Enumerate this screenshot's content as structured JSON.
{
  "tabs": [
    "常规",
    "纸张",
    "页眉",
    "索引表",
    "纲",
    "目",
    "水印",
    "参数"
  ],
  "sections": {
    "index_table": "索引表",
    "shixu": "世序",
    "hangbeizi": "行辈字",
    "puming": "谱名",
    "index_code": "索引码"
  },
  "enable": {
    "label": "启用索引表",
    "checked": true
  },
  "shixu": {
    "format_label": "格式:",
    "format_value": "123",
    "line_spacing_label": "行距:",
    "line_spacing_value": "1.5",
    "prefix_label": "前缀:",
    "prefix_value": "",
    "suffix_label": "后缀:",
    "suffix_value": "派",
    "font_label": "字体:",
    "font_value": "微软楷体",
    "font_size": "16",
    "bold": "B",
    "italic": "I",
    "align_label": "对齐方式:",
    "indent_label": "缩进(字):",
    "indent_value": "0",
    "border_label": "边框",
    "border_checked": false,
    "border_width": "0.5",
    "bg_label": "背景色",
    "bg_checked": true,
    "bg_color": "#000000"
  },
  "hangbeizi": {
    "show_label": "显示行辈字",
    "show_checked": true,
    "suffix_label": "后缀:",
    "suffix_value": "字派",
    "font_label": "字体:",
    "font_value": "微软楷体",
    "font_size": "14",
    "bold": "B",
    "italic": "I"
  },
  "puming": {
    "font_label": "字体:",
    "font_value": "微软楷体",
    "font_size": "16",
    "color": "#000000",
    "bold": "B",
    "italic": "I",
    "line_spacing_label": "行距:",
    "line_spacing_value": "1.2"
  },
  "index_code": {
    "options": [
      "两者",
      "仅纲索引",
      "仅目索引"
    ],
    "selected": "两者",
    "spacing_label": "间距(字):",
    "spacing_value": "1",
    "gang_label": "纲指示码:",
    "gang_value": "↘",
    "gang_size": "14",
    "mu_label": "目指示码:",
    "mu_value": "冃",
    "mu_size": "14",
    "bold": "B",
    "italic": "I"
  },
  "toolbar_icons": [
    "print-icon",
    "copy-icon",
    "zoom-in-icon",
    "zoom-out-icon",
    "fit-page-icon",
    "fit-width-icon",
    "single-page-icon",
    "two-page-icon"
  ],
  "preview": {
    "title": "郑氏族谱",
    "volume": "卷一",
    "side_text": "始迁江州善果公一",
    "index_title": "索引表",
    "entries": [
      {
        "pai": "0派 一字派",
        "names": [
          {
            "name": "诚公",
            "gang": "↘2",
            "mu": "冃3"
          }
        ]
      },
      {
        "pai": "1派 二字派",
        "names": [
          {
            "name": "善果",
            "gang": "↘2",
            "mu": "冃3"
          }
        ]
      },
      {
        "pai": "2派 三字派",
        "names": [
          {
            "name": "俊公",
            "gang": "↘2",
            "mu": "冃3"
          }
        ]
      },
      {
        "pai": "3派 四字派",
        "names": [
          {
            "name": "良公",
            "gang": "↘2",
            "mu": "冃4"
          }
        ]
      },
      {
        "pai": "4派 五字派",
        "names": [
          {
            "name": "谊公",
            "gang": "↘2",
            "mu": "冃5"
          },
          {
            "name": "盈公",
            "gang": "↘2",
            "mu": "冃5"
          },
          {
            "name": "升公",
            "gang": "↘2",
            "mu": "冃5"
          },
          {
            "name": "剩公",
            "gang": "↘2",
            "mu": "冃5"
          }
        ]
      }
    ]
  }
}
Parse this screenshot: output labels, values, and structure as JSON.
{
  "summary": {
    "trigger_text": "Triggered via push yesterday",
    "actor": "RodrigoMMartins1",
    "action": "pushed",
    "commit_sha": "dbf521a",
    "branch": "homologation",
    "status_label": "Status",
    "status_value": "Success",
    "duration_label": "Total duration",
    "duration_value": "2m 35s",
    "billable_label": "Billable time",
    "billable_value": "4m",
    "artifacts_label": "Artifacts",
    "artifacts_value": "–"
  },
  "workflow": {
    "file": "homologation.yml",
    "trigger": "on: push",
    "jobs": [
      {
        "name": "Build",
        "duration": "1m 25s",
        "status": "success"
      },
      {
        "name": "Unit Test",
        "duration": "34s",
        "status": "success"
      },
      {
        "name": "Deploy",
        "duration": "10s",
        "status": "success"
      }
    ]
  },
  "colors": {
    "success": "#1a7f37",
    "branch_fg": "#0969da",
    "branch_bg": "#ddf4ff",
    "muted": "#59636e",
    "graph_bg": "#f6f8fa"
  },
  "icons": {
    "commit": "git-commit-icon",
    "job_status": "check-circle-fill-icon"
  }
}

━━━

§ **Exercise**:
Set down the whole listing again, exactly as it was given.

§ **Written answer**:
Enumerate this screenshot's content as structured JSON.
{
  "tabs": [
    "常规",
    "纸张",
    "页眉",
    "索引表",
    "纲",
    "目",
    "水印",
    "参数"
  ],
  "sections": {
    "index_table": "索引表",
    "shixu": "世序",
    "hangbeizi": "行辈字",
    "puming": "谱名",
    "index_code": "索引码"
  },
  "enable": {
    "label": "启用索引表",
    "checked": true
  },
  "shixu": {
    "format_label": "格式:",
    "format_value": "123",
    "line_spacing_label": "行距:",
    "line_spacing_value": "1.5",
    "prefix_label": "前缀:",
    "prefix_value": "",
    "suffix_label": "后缀:",
    "suffix_value": "派",
    "font_label": "字体:",
    "font_value": "微软楷体",
    "font_size": "16",
    "bold": "B",
    "italic": "I",
    "align_label": "对齐方式:",
    "indent_label": "缩进(字):",
    "indent_value": "0",
    "border_label": "边框",
    "border_checked": false,
    "border_width": "0.5",
    "bg_label": "背景色",
    "bg_checked": true,
    "bg_color": "#000000"
  },
  "hangbeizi": {
    "show_label": "显示行辈字",
    "show_checked": true,
    "suffix_label": "后缀:",
    "suffix_value": "字派",
    "font_label": "字体:",
    "font_value": "微软楷体",
    "font_size": "14",
    "bold": "B",
    "italic": "I"
  },
  "puming": {
    "font_label": "字体:",
    "font_value": "微软楷体",
    "font_size": "16",
    "color": "#000000",
    "bold": "B",
    "italic": "I",
    "line_spacing_label": "行距:",
    "line_spacing_value": "1.2"
  },
  "index_code": {
    "options": [
      "两者",
      "仅纲索引",
      "仅目索引"
    ],
    "selected": "两者",
    "spacing_label": "间距(字):",
    "spacing_value": "1",
    "gang_label": "纲指示码:",
    "gang_value": "↘",
    "gang_size": "14",
    "mu_label": "目指示码:",
    "mu_value": "冃",
    "mu_size": "14",
    "bold": "B",
    "italic": "I"
  },
  "toolbar_icons": [
    "print-icon",
    "copy-icon",
    "zoom-in-icon",
    "zoom-out-icon",
    "fit-page-icon",
    "fit-width-icon",
    "single-page-icon",
    "two-page-icon"
  ],
  "preview": {
    "title": "郑氏族谱",
    "volume": "卷一",
    "side_text": "始迁江州善果公一",
    "index_title": "索引表",
    "entries": [
      {
        "pai": "0派 一字派",
        "names": [
          {
            "name": "诚公",
            "gang": "↘2",
            "mu": "冃3"
          }
        ]
      },
      {
        "pai": "1派 二字派",
        "names": [
          {
            "name": "善果",
            "gang": "↘2",
            "mu": "冃3"
          }
        ]
      },
      {
        "pai": "2派 三字派",
        "names": [
          {
            "name": "俊公",
            "gang": "↘2",
            "mu": "冃3"
          }
        ]
      },
      {
        "pai": "3派 四字派",
        "names": [
          {
            "name": "良公",
            "gang": "↘2",
            "mu": "冃4"
          }
        ]
      },
      {
        "pai": "4派 五字派",
        "names": [
          {
            "name": "谊公",
            "gang": "↘2",
            "mu": "冃5"
          },
          {
            "name": "盈公",
            "gang": "↘2",
            "mu": "冃5"
          },
          {
            "name": "升公",
            "gang": "↘2",
            "mu": "冃5"
          },
          {
            "name": "剩公",
            "gang": "↘2",
            "mu": "冃5"
          }
        ]
      }
    ]
  }
}
Parse this screenshot: output labels, values, and structure as JSON.
{
  "summary": {
    "trigger_text": "Triggered via push yesterday",
    "actor": "RodrigoMMartins1",
    "action": "pushed",
    "commit_sha": "dbf521a",
    "branch": "homologation",
    "status_label": "Status",
    "status_value": "Success",
    "duration_label": "Total duration",
    "duration_value": "2m 35s",
    "billable_label": "Billable time",
    "billable_value": "4m",
    "artifacts_label": "Artifacts",
    "artifacts_value": "–"
  },
  "workflow": {
    "file": "homologation.yml",
    "trigger": "on: push",
    "jobs": [
      {
        "name": "Build",
        "duration": "1m 25s",
        "status": "success"
      },
      {
        "name": "Unit Test",
        "duration": "34s",
        "status": "success"
      },
      {
        "name": "Deploy",
        "duration": "10s",
        "status": "success"
      }
    ]
  },
  "colors": {
    "success": "#1a7f37",
    "branch_fg": "#0969da",
    "branch_bg": "#ddf4ff",
    "muted": "#59636e",
    "graph_bg": "#f6f8fa"
  },
  "icons": {
    "commit": "git-commit-icon",
    "job_status": "check-circle-fill-icon"
  }
}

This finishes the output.